Yesterday, as of 1 p.m., the dollar-Turkish lira parity was at 3.5870 while the Turkish lira was being traded at 3.9060 against the euro, marking an increase of 0.61 percent. It traded at 4.5960 against the pound with an increase of 0.56 percent.
However, during the day, the Parliamentary Assembly of the Council of Europe (PACE) decided to reopen a political monitoring process against Turkey following the April 16 referendum on constitutional reform. The assembly gathered yesterday in France's Strasbourg in a session to discuss a report titled, "The functioning of democratic institutions in Turkey," in which 113 voted went in favor of the monitoring decision and 45 voted against it. In the wake of that decision, the parity hit 3.5934.
Analysts pointed out that investors tend to invest in emerging countries with the increase in global risk appetite and the decrease in geopolitical risks, suggesting that the Turkish lira is more positively diverged against other currencies.
Recalling that the Turkish lira negatively diverged from other currencies due to uncertainty prior to the referendum and that it tried to close afterwards, analysts said the appreciation could continue.

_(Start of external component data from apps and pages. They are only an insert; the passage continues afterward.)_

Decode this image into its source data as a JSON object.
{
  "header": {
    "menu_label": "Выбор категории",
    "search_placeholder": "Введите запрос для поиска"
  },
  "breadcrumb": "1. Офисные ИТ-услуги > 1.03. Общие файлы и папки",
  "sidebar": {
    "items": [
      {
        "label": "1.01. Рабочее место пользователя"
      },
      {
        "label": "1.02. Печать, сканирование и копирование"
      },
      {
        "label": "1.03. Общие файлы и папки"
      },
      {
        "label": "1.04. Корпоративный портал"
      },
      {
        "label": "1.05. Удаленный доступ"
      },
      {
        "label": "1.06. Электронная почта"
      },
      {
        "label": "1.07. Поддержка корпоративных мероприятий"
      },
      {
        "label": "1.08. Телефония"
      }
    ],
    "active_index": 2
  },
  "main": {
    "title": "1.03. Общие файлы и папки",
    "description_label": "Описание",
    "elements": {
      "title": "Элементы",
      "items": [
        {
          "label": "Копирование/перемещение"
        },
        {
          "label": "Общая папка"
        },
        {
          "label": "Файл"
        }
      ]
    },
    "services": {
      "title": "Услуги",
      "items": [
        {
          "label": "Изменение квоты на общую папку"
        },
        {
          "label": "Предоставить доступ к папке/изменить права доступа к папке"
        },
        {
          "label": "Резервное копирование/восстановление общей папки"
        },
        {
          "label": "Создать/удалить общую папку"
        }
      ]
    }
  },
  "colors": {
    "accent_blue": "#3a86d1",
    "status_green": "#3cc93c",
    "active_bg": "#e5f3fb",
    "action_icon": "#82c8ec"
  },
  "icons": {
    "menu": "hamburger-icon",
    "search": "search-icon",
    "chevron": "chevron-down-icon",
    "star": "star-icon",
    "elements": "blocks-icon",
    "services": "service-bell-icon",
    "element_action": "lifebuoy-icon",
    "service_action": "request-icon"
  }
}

The dollar index fell back to 98.79 on Monday in global markets, hitting the lowest level in nearly five-and-a-half months, while the euro-dollar parity saw a five-and-a-half-month peak at 1.0935.
The Turkish lira, which displayed the best performance among leading emerging market currencies on Monday, became the most appreciated currency against the dollar with an increase of 1.86 percent.
On Monday, the Hungarian forex gained 1.69 percent, followed by the Russian ruble with 1.50 percent, the Brazilian real with 0.76 percent and the South African rand with 0.40 percent.
Since the beginning of the year, the Turkish lira lost 1.7 percent against the dollar, while other emerging market currencies appreciated between 2 and 10 percent. Analysts said in technical terms, the 3.50 level in the dollar-Turkish lira parity is psychological support and, in the case of a possible rise, levels of 3.6250 and 3.6550 will be seen as resistance.